# MATERIAL FOR THE TASK:
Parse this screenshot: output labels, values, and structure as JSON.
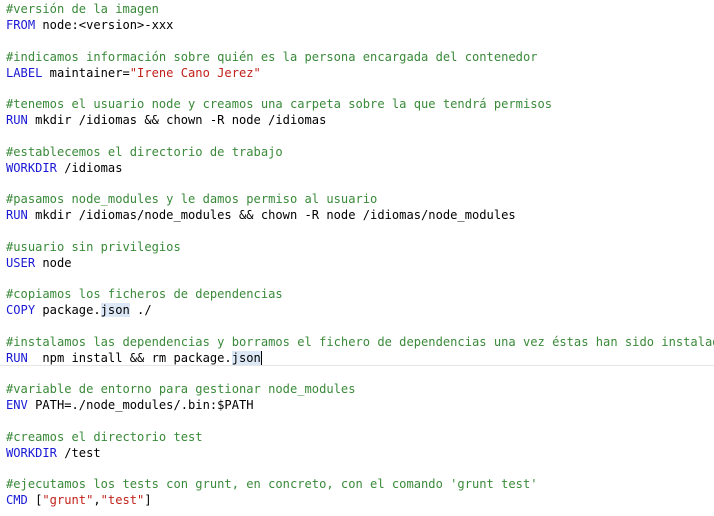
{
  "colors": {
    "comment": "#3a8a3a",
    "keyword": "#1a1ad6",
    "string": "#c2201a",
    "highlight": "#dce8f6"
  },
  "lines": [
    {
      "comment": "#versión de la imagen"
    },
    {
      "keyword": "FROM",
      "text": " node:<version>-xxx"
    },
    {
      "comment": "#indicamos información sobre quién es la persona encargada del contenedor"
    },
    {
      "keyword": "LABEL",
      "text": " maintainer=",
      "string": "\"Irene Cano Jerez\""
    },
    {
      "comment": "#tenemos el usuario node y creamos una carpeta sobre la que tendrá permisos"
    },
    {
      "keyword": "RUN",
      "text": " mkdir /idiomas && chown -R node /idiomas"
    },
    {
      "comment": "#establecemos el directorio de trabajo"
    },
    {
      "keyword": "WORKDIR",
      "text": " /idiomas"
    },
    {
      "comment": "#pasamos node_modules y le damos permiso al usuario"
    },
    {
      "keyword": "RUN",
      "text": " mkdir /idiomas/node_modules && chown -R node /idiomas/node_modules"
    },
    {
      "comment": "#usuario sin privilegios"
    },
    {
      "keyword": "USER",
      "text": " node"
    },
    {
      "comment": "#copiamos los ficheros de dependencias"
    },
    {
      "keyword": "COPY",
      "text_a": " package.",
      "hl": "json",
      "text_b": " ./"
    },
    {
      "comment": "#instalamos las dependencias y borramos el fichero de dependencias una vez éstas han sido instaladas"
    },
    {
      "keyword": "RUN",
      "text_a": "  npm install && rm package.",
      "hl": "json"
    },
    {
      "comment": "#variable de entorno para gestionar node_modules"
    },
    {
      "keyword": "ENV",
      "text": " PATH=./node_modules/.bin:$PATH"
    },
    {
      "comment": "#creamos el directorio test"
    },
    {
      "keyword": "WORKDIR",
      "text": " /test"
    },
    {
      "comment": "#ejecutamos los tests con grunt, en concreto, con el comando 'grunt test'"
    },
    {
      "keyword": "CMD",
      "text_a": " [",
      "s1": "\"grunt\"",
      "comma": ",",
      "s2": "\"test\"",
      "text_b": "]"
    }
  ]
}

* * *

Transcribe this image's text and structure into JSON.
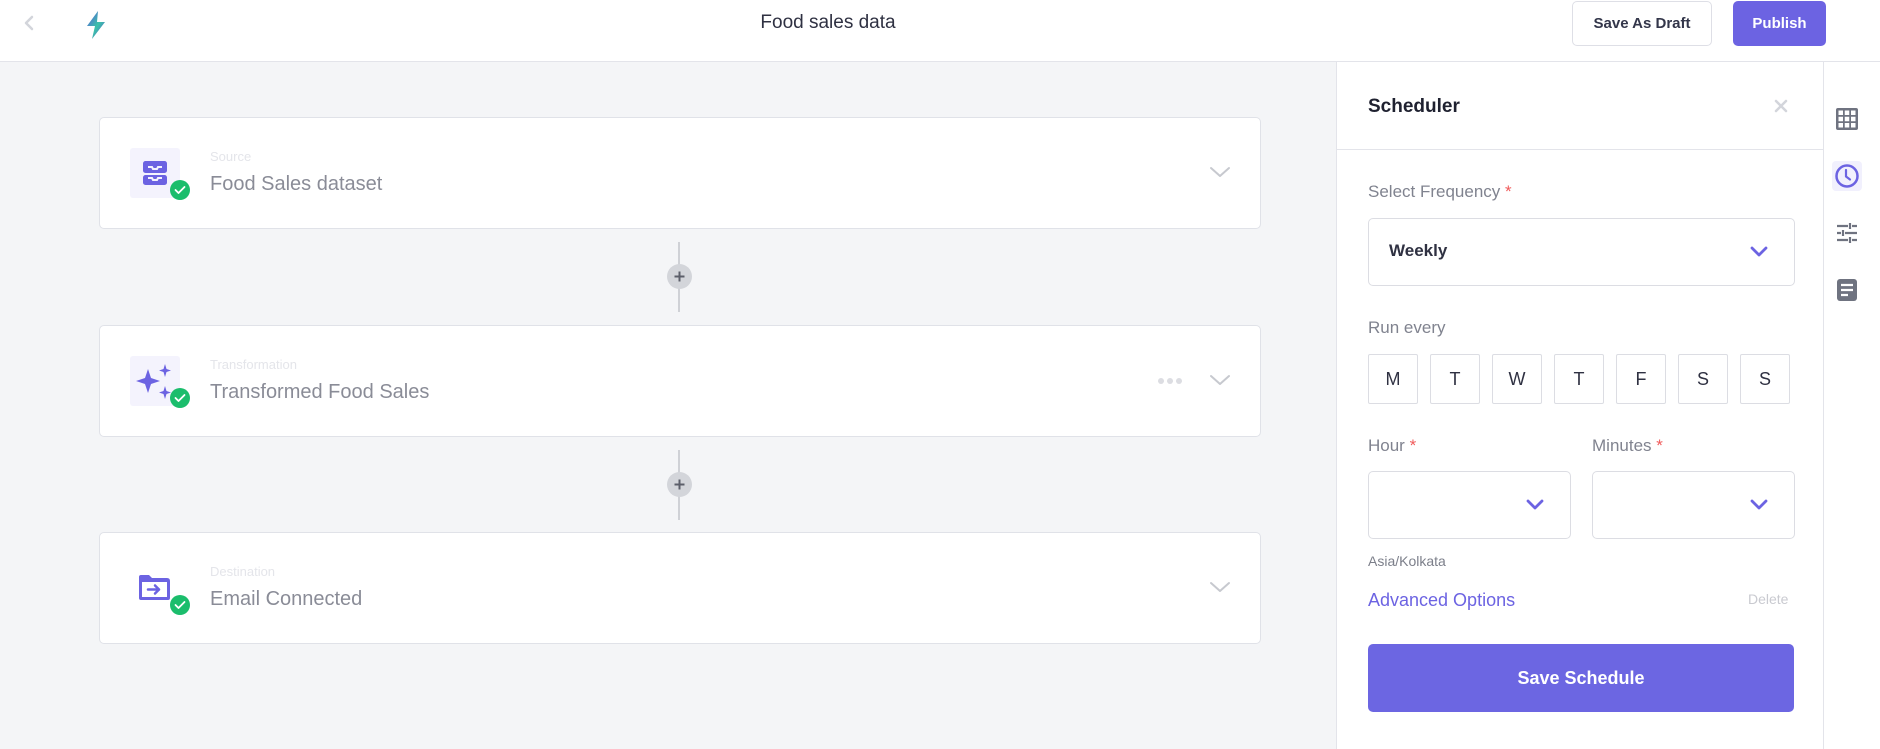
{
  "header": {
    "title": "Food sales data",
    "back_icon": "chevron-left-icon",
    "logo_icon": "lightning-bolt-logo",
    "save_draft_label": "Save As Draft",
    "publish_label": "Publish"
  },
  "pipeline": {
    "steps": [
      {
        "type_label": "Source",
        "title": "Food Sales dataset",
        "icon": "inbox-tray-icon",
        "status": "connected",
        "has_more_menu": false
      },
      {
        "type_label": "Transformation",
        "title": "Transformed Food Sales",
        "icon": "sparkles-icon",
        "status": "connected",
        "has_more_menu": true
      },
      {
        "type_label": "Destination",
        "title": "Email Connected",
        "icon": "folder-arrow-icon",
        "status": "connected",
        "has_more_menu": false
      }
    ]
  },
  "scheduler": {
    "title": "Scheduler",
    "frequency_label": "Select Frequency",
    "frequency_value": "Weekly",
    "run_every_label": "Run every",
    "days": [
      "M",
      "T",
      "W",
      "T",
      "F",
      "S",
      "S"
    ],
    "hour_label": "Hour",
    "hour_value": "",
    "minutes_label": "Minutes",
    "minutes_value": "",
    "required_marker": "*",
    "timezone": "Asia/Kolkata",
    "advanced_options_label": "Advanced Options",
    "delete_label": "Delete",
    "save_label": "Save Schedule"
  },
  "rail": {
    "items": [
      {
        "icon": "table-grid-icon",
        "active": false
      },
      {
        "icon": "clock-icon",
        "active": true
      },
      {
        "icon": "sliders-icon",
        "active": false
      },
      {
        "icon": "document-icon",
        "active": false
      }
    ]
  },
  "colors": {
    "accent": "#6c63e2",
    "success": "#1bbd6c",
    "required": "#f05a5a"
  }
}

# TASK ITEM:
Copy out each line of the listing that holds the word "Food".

# WORKED SOLUTION:
    "title": "Food sales data",
        "title": "Food Sales dataset",
        "title": "Transformed Food Sales",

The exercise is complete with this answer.